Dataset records
▽
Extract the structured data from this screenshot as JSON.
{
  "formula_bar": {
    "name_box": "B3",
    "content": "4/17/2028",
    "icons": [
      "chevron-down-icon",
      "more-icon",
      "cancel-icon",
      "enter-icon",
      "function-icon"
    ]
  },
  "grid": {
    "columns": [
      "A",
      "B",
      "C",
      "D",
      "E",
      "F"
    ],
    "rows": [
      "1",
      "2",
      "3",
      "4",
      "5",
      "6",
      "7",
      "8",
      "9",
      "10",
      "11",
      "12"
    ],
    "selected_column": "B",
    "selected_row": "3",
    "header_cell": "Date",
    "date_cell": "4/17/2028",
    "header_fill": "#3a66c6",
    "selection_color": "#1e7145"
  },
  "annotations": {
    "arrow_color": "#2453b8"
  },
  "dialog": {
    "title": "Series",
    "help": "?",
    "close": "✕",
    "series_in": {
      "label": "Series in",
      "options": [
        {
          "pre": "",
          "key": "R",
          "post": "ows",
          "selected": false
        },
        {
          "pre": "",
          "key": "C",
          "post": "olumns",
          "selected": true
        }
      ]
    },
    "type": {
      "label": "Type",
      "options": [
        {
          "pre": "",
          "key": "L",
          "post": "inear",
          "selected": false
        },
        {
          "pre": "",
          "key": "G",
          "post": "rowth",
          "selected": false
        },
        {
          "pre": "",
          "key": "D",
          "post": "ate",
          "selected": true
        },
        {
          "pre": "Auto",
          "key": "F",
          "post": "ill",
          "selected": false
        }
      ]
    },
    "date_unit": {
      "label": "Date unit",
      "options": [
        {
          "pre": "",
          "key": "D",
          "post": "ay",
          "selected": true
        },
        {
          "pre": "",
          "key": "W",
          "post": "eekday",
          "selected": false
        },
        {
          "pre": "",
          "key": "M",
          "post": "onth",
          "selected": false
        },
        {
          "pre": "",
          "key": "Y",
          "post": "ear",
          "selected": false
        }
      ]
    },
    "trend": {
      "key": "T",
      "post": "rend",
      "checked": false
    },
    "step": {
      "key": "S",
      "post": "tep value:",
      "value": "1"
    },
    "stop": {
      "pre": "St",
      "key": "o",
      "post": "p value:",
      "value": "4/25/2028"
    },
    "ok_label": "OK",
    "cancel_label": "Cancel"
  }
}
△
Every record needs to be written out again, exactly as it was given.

(Response area)
Extract the structured data from this screenshot as JSON.
{
  "formula_bar": {
    "name_box": "B3",
    "content": "4/17/2028",
    "icons": [
      "chevron-down-icon",
      "more-icon",
      "cancel-icon",
      "enter-icon",
      "function-icon"
    ]
  },
  "grid": {
    "columns": [
      "A",
      "B",
      "C",
      "D",
      "E",
      "F"
    ],
    "rows": [
      "1",
      "2",
      "3",
      "4",
      "5",
      "6",
      "7",
      "8",
      "9",
      "10",
      "11",
      "12"
    ],
    "selected_column": "B",
    "selected_row": "3",
    "header_cell": "Date",
    "date_cell": "4/17/2028",
    "header_fill": "#3a66c6",
    "selection_color": "#1e7145"
  },
  "annotations": {
    "arrow_color": "#2453b8"
  },
  "dialog": {
    "title": "Series",
    "help": "?",
    "close": "✕",
    "series_in": {
      "label": "Series in",
      "options": [
        {
          "pre": "",
          "key": "R",
          "post": "ows",
          "selected": false
        },
        {
          "pre": "",
          "key": "C",
          "post": "olumns",
          "selected": true
        }
      ]
    },
    "type": {
      "label": "Type",
      "options": [
        {
          "pre": "",
          "key": "L",
          "post": "inear",
          "selected": false
        },
        {
          "pre": "",
          "key": "G",
          "post": "rowth",
          "selected": false
        },
        {
          "pre": "",
          "key": "D",
          "post": "ate",
          "selected": true
        },
        {
          "pre": "Auto",
          "key": "F",
          "post": "ill",
          "selected": false
        }
      ]
    },
    "date_unit": {
      "label": "Date unit",
      "options": [
        {
          "pre": "",
          "key": "D",
          "post": "ay",
          "selected": true
        },
        {
          "pre": "",
          "key": "W",
          "post": "eekday",
          "selected": false
        },
        {
          "pre": "",
          "key": "M",
          "post": "onth",
          "selected": false
        },
        {
          "pre": "",
          "key": "Y",
          "post": "ear",
          "selected": false
        }
      ]
    },
    "trend": {
      "key": "T",
      "post": "rend",
      "checked": false
    },
    "step": {
      "key": "S",
      "post": "tep value:",
      "value": "1"
    },
    "stop": {
      "pre": "St",
      "key": "o",
      "post": "p value:",
      "value": "4/25/2028"
    },
    "ok_label": "OK",
    "cancel_label": "Cancel"
  }
}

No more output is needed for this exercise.